Look through the entries for the string "validity", and copy each line that holds it.

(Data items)

------------

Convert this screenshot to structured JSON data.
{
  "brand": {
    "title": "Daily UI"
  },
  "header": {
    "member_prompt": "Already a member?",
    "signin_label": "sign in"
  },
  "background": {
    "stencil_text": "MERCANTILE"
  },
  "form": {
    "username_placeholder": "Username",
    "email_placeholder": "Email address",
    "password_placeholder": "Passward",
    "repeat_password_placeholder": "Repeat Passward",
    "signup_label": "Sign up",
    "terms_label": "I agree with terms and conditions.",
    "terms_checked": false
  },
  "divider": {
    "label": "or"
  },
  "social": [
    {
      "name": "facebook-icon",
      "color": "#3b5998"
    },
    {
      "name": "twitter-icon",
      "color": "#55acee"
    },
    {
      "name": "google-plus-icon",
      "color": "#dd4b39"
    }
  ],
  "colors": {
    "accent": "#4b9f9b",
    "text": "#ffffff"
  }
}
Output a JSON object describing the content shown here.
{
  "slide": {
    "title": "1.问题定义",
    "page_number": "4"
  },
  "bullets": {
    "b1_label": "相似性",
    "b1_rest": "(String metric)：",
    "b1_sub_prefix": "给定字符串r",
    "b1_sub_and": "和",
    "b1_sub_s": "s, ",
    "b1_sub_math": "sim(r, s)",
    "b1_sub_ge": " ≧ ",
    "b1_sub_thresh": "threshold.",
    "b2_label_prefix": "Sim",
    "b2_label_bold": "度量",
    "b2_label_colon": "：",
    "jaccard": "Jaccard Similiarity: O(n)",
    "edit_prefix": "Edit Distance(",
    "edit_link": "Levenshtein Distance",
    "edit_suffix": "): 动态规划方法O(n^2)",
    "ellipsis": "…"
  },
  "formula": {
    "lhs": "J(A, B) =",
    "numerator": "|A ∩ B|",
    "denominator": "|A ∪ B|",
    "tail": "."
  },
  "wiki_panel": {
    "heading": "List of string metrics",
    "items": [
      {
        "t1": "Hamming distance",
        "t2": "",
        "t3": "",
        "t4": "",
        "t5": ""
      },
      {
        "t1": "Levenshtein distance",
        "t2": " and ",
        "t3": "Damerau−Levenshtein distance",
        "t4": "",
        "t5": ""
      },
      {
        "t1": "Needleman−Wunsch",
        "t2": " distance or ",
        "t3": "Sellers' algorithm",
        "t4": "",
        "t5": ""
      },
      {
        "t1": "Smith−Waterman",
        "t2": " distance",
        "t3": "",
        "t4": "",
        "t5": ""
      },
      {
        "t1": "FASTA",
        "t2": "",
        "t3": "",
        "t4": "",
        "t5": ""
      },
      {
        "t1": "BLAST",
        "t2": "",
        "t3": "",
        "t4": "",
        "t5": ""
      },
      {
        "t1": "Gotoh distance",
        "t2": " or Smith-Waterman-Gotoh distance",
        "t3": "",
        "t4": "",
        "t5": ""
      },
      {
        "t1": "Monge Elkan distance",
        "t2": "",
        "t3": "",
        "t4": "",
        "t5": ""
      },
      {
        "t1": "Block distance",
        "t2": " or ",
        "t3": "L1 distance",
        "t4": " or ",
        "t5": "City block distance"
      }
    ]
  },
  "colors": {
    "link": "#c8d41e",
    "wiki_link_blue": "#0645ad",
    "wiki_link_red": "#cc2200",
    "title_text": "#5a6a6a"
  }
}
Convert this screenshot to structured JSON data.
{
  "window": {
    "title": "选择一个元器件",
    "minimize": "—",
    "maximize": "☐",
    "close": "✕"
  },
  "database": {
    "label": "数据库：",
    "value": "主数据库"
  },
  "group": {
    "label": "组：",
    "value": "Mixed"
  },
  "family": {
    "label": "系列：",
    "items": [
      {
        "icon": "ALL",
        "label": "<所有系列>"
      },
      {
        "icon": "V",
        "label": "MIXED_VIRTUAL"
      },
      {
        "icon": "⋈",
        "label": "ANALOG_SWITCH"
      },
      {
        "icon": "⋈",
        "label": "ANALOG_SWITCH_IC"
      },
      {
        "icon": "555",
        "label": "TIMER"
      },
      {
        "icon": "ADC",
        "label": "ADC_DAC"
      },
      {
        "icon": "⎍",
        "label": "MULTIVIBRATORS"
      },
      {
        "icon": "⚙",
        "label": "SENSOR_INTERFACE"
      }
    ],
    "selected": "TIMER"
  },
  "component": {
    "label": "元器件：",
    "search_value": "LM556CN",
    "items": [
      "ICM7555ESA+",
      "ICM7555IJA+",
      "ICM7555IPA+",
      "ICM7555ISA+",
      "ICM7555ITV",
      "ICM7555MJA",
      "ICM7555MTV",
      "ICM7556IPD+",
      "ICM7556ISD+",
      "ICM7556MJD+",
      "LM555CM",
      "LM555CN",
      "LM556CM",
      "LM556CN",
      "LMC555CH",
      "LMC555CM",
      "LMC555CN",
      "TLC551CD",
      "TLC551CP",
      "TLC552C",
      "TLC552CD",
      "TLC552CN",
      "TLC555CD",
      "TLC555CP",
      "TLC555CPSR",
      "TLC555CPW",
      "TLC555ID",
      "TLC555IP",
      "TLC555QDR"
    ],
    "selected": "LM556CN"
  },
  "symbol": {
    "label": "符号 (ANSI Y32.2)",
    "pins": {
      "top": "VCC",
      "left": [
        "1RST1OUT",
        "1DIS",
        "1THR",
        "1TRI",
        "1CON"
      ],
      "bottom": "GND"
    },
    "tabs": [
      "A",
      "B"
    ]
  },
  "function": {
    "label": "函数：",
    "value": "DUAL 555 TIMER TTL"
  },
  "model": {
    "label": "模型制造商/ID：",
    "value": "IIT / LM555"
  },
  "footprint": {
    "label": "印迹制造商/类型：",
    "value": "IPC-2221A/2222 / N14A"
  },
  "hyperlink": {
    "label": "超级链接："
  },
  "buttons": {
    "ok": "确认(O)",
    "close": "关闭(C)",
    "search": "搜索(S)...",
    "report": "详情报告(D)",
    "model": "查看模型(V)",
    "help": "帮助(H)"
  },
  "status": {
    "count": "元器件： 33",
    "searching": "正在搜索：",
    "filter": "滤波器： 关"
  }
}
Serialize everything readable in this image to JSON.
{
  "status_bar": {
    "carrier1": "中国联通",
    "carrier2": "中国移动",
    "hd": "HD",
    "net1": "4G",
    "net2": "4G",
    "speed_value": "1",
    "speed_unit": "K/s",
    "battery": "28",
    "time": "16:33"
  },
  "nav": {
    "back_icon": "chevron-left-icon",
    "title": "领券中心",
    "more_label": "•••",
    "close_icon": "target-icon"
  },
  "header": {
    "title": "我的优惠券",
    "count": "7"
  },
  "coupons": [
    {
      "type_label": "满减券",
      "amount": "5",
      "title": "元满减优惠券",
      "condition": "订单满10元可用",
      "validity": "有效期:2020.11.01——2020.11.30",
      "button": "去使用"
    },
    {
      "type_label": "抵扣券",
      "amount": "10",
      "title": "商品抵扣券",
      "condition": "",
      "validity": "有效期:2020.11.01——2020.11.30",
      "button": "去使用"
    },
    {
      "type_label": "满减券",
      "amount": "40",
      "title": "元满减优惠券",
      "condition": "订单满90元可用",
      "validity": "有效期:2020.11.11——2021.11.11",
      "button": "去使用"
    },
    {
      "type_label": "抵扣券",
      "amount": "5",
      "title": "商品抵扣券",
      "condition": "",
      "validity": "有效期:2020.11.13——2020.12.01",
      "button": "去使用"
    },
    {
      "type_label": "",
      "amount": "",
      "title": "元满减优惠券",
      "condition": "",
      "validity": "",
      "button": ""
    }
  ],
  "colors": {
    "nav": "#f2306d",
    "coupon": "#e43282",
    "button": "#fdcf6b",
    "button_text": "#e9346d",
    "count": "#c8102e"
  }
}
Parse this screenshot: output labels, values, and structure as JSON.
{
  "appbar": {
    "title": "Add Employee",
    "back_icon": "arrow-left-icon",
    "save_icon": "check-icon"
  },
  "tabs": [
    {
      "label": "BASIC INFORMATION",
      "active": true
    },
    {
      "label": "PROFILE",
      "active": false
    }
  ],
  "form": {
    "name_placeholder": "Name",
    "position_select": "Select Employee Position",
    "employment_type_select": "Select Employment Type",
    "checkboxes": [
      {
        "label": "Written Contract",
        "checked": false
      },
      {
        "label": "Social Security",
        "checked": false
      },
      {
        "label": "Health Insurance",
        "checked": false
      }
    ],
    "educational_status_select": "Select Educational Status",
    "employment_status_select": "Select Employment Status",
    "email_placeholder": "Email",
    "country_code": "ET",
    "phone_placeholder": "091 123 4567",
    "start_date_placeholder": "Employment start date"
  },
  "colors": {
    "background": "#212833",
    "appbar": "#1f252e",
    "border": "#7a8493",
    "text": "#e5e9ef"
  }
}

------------

# The answer
      "validity": "有效期:2020.11.01——2020.11.30",
      "validity": "有效期:2020.11.01——2020.11.30",
      "validity": "有效期:2020.11.11——2021.11.11",
      "validity": "有效期:2020.11.13——2020.12.01",
      "validity": "",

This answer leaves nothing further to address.